Wednesday, 6 March 2013

Lent for Extroverts 19: Letting go

Growing up is fraught with problems. I'll never forget when a friend visited me shortly after I had just came back from the hospital with son #1 and philosophised words to the effect that as soon as they are born someone's trying to take them away from you. I thought this was a bit over stating the case but after a while I realized she was right. No sooner was the feeding going really well then thoughts turned to weaning. We progressed from sharing a room to being in separate rooms. He learned to crawl, then walk so then he didn't need carrying. He learnt to say 'NO' and do his own thing at nursery then school. Six hours a day out of the home. That was a while back. Sooner or later he'll be leaving home; they all will.

Same with kittens. Our gorgeous cuddly new additions have reached the end of the molly coddling stage - it's time for the getting out into the big bad world stage (once the micro chipping is in place). We've had the 'hate wearing collars with an absolute passion' disastrous attempt today.
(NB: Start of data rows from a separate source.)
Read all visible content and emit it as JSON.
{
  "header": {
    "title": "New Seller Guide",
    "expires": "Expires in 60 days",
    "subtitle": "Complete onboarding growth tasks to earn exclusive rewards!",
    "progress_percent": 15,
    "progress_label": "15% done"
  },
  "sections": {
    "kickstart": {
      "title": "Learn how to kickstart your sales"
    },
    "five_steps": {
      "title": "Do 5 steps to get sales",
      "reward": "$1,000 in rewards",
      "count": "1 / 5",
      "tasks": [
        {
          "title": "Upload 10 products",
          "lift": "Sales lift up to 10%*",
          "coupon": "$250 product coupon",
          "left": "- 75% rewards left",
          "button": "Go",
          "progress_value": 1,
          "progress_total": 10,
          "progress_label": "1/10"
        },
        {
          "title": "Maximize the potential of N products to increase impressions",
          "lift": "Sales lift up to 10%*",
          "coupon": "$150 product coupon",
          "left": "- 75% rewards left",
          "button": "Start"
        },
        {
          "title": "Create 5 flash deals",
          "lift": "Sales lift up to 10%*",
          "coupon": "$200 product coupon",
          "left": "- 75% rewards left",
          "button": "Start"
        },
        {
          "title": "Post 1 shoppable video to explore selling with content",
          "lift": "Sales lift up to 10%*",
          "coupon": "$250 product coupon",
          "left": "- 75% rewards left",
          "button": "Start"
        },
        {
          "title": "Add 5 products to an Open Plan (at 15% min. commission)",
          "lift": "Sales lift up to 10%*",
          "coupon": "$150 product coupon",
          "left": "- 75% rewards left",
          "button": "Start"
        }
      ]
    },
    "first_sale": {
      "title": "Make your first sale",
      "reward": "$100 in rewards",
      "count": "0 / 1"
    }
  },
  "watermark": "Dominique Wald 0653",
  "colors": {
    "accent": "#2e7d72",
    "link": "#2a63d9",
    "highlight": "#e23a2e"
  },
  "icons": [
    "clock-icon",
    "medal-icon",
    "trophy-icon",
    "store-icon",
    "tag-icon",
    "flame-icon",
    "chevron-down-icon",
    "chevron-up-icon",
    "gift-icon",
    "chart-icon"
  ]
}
I only want them to wear collars in case they get lost and a neighbour can then return them. Trying to control outcomes is hopeless though. It's about letting go. There's always risk in growing up: look at The Snowman - joyous dancing in Lapland one day; melted in a heap the next.

I've heard The Snowman mined for theological insights into the problem of freewill one too many times, but still it's persuasive: if you create something with autonomy you forfeit the right to control the outcome of the creature's choices. Something alive is so precious and fragile but keeping it locked safely indoors for ever defeats the point of being alive. We are made to grow up. As Mothering Sunday rolls onto the horizon, and clergy do their best to make it a joyful celebration as well as remembering that there is pain woven into so many things-parenting; maybe the best lesson is that mothering (parenting) is ultimately about letting go.


  1. What a beautiful post - I went through a time last year where I realised my son was starting to grow up and didn't 'need' me as much and I had to let him go and give him over to God. It was one of the hardest and yet rewarding things I have done as I stepped back to give him light he grows even stronger.

  2. This is very relevant to me as I think about Alexandra going off to university in the autumn and I admit, I'm struggling with it.